== Exercise aim ==
Each line in the entries below that holds the word "faucibus" belongs in the answer.

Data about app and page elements

—————

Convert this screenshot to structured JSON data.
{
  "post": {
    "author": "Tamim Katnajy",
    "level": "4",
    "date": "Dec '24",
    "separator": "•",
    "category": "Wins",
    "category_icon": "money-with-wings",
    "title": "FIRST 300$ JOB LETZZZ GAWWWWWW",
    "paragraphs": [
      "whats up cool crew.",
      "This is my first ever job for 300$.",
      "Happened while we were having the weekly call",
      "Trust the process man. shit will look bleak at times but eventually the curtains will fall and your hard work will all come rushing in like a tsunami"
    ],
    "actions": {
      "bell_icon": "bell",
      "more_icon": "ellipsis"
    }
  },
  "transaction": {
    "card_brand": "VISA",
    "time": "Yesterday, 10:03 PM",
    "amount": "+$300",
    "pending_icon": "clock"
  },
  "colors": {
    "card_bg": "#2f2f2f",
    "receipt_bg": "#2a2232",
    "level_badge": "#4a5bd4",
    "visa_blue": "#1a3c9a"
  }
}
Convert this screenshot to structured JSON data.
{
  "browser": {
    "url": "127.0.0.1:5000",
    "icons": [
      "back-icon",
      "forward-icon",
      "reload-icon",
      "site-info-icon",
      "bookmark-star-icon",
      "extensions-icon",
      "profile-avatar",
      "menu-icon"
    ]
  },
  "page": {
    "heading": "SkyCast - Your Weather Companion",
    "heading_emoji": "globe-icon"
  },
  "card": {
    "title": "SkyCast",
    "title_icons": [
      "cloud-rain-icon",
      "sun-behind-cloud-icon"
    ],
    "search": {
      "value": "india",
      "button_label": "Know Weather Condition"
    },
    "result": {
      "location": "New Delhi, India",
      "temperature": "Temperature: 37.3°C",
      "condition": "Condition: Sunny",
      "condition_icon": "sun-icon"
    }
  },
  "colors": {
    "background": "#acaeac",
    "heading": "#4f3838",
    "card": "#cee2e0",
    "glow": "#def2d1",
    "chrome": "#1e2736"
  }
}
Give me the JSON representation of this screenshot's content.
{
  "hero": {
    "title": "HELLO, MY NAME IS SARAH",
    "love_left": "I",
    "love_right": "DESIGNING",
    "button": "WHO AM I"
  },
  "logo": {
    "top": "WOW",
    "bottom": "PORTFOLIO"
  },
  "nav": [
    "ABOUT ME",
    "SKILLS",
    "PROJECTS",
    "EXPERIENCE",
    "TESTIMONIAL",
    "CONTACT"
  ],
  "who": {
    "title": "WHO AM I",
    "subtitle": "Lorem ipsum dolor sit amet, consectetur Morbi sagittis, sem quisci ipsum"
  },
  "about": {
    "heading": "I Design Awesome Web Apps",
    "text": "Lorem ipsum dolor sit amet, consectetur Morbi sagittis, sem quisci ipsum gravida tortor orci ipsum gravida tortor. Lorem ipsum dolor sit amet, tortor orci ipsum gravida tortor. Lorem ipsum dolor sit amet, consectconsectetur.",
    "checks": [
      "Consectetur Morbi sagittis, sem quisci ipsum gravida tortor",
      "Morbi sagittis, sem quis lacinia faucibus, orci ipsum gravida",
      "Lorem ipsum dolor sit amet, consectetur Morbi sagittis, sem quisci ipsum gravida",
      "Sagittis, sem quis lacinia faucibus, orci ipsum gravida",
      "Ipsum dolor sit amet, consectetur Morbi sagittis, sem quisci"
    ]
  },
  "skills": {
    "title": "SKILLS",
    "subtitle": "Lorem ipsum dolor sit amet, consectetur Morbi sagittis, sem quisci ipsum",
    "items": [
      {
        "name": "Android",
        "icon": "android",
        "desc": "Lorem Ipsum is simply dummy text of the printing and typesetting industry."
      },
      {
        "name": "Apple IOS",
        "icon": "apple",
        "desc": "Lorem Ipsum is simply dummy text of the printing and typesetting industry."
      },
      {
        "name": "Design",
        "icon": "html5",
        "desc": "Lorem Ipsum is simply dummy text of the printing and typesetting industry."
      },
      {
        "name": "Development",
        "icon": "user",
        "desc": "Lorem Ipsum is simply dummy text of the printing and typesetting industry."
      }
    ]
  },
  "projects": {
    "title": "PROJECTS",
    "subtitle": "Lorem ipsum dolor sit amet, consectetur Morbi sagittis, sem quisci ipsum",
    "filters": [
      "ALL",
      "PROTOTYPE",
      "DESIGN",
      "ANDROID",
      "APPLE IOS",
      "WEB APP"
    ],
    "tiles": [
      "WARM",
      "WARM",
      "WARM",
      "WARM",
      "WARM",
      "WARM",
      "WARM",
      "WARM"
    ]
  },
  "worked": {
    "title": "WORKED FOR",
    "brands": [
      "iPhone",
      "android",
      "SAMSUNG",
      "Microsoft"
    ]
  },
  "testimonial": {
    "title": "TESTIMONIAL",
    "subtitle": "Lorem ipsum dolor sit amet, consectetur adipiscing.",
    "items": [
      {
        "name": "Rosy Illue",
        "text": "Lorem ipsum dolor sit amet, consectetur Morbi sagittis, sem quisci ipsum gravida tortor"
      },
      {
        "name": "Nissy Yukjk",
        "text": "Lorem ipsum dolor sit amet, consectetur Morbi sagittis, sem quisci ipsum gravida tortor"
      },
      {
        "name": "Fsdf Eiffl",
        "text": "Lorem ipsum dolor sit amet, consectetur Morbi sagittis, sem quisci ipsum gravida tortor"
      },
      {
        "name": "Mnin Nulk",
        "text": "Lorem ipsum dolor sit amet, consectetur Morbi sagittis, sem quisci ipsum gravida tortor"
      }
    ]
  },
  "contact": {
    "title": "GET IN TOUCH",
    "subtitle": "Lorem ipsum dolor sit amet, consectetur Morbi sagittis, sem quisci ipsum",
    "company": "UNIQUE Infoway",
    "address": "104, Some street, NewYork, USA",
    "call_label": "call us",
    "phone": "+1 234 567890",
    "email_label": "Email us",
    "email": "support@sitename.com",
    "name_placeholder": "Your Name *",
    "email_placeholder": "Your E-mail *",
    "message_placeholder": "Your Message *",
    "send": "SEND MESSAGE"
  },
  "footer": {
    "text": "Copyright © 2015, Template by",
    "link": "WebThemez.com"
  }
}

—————

== Output for this exercise ==
      "Morbi sagittis, sem quis lacinia faucibus, orci ipsum gravida",
      "Sagittis, sem quis lacinia faucibus, orci ipsum gravida",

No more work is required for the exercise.